The end of the world ran a close second to a cartoon ogre at the Memorial Day weekend box office.
“Shrek 2” retained the top spot with $92.2 million over the long weekend, fending off the global-catastrophe tale “The Day After Tomorrow,” which debuted with $86 million, according to studio estimates Monday.
The two movies led Hollywood to a record Memorial Day weekend haul. The top 12 movies alone took in $233.5 million, easily topping the previous best of $202 million for all movies over Memorial Day weekend last year.
If the numbers for “Shrek 2” hold up when final figures are released Tuesday, the movie would have the best Memorial Day weekend gross ever, beating the $90.2 million take for “The Lost World: Jurassic Park” in 1997.
In its second weekend, “Shrek 2” pushed its total to $257 million since opening May 19. The sequel should pass the $267.7 million domestic total for the first “Shrek” by Wednesday or Thursday, said Jim Tharp, head of distribution for DreamWorks, which released both animated hits.
“Shrek 2” will pass $300 million, but Tharp would not predict if it had a shot at beating the $340 million total for “Finding Nemo,” the box-office champ among animated movies.
“We think we’ll be well over $300 million. We just don’t know how far over yet,” Tharp said. “Shrek 2” faces stiff competition for the family crowd this coming weekend from the debut of “Harry Potter and the Prisoner of Azkaban,” Tharp said.
20th Century Fox, the studio behind “The Day After Tomorrow,” was happy to come in second to “Shrek 2,” said head of distribution Bruce Snyder.
“It’s amazing how the marketplace expanded to embrace ‘Day After Tomorrow’ with ‘Shrek’ already taking up so much business,” Snyder said.
“The Day After Tomorrow” features Dennis Quaid as a scientist trying to prevent the end of the world when global warming unleashes climatological disaster. The movie’s dazzling visual effects including tidal waves flooding Manhattan and a deep freeze in Britain.
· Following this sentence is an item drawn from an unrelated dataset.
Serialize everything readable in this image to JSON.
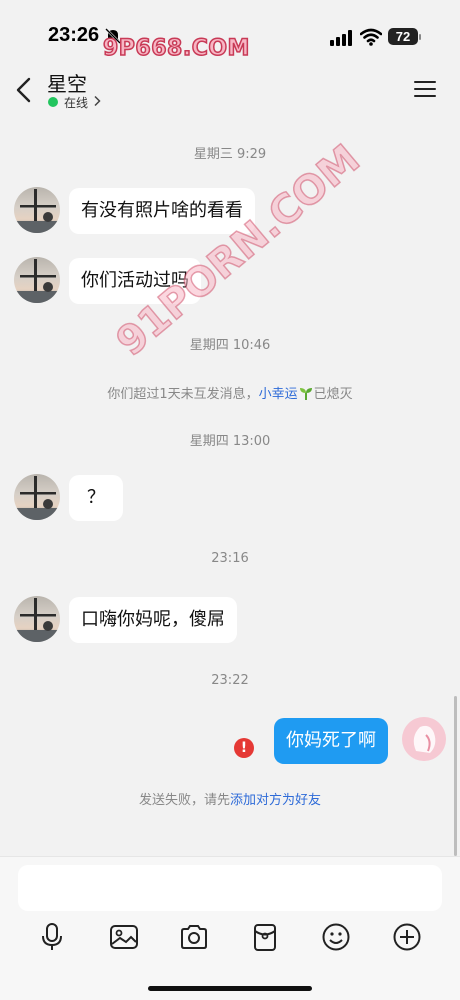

“This puts to bed any notion that audiences can’t handle doomsday scenarios or end-of-the-world-type films post-Sept. 11,” said Paul Dergarabedian, president of box-office tracker Exhibitor Relations. “People love to see things they could not deal with in real life. They love to see the world annihilated. It’s a vicarious thrill.”
“Shrek 2” and “The Day After Tomorrow” accounted for 76 percent of revenues among the top 12 movies, choking off business for two other new flicks.
Kate Hudson’s comedy “Raising Helen,” about a career woman who becomes reluctant ward to her dead sister’s three children, debuted at No. 4 with $14 million, coming in behind “Troy,” which took third with $15 million.
“Soul Plane,” about a funky airline, opened in fifth-place with $7 million.
In limited release, Jena Malone and Mandy Moore’s satiric “Saved!”, about a teenager at a Christian school ostracized when she becomes pregnant, opened strongly with $440,000 at 20 theaters.
Mario Van Peebles’ “Baadasssss!”, in which he stars as his father, Melvin, on his quest to make the seminal black-power flick “Sweet Sweetback’s Baadasssss Song,” had a modest debut of $57,929 in 13 theaters.